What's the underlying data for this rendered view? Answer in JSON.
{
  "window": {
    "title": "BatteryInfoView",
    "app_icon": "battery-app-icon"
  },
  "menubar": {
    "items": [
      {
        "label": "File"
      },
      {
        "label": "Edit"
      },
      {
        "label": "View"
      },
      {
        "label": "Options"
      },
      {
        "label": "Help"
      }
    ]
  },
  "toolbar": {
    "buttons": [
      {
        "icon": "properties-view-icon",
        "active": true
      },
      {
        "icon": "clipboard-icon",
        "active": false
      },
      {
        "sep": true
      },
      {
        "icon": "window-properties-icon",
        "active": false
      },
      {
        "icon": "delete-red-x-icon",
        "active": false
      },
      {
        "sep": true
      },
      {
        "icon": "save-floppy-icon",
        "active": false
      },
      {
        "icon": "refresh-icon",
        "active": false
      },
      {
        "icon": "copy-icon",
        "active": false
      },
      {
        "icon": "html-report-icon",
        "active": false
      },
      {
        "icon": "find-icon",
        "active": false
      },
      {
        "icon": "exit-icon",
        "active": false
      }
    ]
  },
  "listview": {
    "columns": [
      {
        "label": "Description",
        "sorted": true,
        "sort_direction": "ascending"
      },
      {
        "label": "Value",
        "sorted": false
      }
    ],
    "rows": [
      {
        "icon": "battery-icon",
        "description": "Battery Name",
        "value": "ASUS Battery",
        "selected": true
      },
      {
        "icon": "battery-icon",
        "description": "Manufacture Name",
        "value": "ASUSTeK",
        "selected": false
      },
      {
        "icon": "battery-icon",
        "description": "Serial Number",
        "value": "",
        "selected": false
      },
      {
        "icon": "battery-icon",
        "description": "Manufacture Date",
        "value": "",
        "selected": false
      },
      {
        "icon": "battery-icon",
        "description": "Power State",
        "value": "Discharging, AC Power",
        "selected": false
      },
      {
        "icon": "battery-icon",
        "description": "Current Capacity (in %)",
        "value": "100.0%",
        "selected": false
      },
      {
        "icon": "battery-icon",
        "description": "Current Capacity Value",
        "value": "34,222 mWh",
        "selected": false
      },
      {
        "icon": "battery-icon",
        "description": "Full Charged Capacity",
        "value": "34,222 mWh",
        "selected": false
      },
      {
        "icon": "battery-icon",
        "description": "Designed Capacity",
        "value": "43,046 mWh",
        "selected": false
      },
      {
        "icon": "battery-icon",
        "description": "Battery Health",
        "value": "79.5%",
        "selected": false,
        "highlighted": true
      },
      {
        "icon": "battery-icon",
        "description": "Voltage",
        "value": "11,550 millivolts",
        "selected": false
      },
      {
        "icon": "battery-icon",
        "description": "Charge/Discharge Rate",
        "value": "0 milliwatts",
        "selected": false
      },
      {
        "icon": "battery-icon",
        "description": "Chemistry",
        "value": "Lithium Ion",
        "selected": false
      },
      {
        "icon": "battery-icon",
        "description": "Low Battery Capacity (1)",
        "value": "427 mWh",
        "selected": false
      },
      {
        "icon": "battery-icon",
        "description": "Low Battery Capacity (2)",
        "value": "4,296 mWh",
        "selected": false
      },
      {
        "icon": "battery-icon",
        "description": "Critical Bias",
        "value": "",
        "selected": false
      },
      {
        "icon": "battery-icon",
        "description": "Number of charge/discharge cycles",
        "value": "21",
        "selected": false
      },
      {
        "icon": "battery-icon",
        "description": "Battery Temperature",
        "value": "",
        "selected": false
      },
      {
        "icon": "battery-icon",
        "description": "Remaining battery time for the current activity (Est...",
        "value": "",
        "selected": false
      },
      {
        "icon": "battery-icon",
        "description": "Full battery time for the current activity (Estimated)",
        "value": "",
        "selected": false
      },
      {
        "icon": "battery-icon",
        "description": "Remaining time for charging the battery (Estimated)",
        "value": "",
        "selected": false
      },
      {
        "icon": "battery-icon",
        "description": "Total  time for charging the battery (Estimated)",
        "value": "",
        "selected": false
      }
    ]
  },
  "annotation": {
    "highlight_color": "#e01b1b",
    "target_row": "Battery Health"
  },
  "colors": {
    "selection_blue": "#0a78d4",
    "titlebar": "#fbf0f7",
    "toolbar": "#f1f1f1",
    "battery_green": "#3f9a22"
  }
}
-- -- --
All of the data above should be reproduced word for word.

What's the underlying data for this rendered view? Answer in JSON.
{
  "window": {
    "title": "BatteryInfoView",
    "app_icon": "battery-app-icon"
  },
  "menubar": {
    "items": [
      {
        "label": "File"
      },
      {
        "label": "Edit"
      },
      {
        "label": "View"
      },
      {
        "label": "Options"
      },
      {
        "label": "Help"
      }
    ]
  },
  "toolbar": {
    "buttons": [
      {
        "icon": "properties-view-icon",
        "active": true
      },
      {
        "icon": "clipboard-icon",
        "active": false
      },
      {
        "sep": true
      },
      {
        "icon": "window-properties-icon",
        "active": false
      },
      {
        "icon": "delete-red-x-icon",
        "active": false
      },
      {
        "sep": true
      },
      {
        "icon": "save-floppy-icon",
        "active": false
      },
      {
        "icon": "refresh-icon",
        "active": false
      },
      {
        "icon": "copy-icon",
        "active": false
      },
      {
        "icon": "html-report-icon",
        "active": false
      },
      {
        "icon": "find-icon",
        "active": false
      },
      {
        "icon": "exit-icon",
        "active": false
      }
    ]
  },
  "listview": {
    "columns": [
      {
        "label": "Description",
        "sorted": true,
        "sort_direction": "ascending"
      },
      {
        "label": "Value",
        "sorted": false
      }
    ],
    "rows": [
      {
        "icon": "battery-icon",
        "description": "Battery Name",
        "value": "ASUS Battery",
        "selected": true
      },
      {
        "icon": "battery-icon",
        "description": "Manufacture Name",
        "value": "ASUSTeK",
        "selected": false
      },
      {
        "icon": "battery-icon",
        "description": "Serial Number",
        "value": "",
        "selected": false
      },
      {
        "icon": "battery-icon",
        "description": "Manufacture Date",
        "value": "",
        "selected": false
      },
      {
        "icon": "battery-icon",
        "description": "Power State",
        "value": "Discharging, AC Power",
        "selected": false
      },
      {
        "icon": "battery-icon",
        "description": "Current Capacity (in %)",
        "value": "100.0%",
        "selected": false
      },
      {
        "icon": "battery-icon",
        "description": "Current Capacity Value",
        "value": "34,222 mWh",
        "selected": false
      },
      {
        "icon": "battery-icon",
        "description": "Full Charged Capacity",
        "value": "34,222 mWh",
        "selected": false
      },
      {
        "icon": "battery-icon",
        "description": "Designed Capacity",
        "value": "43,046 mWh",
        "selected": false
      },
      {
        "icon": "battery-icon",
        "description": "Battery Health",
        "value": "79.5%",
        "selected": false,
        "highlighted": true
      },
      {
        "icon": "battery-icon",
        "description": "Voltage",
        "value": "11,550 millivolts",
        "selected": false
      },
      {
        "icon": "battery-icon",
        "description": "Charge/Discharge Rate",
        "value": "0 milliwatts",
        "selected": false
      },
      {
        "icon": "battery-icon",
        "description": "Chemistry",
        "value": "Lithium Ion",
        "selected": false
      },
      {
        "icon": "battery-icon",
        "description": "Low Battery Capacity (1)",
        "value": "427 mWh",
        "selected": false
      },
      {
        "icon": "battery-icon",
        "description": "Low Battery Capacity (2)",
        "value": "4,296 mWh",
        "selected": false
      },
      {
        "icon": "battery-icon",
        "description": "Critical Bias",
        "value": "",
        "selected": false
      },
      {
        "icon": "battery-icon",
        "description": "Number of charge/discharge cycles",
        "value": "21",
        "selected": false
      },
      {
        "icon": "battery-icon",
        "description": "Battery Temperature",
        "value": "",
        "selected": false
      },
      {
        "icon": "battery-icon",
        "description": "Remaining battery time for the current activity (Est...",
        "value": "",
        "selected": false
      },
      {
        "icon": "battery-icon",
        "description": "Full battery time for the current activity (Estimated)",
        "value": "",
        "selected": false
      },
      {
        "icon": "battery-icon",
        "description": "Remaining time for charging the battery (Estimated)",
        "value": "",
        "selected": false
      },
      {
        "icon": "battery-icon",
        "description": "Total  time for charging the battery (Estimated)",
        "value": "",
        "selected": false
      }
    ]
  },
  "annotation": {
    "highlight_color": "#e01b1b",
    "target_row": "Battery Health"
  },
  "colors": {
    "selection_blue": "#0a78d4",
    "titlebar": "#fbf0f7",
    "toolbar": "#f1f1f1",
    "battery_green": "#3f9a22"
  }
}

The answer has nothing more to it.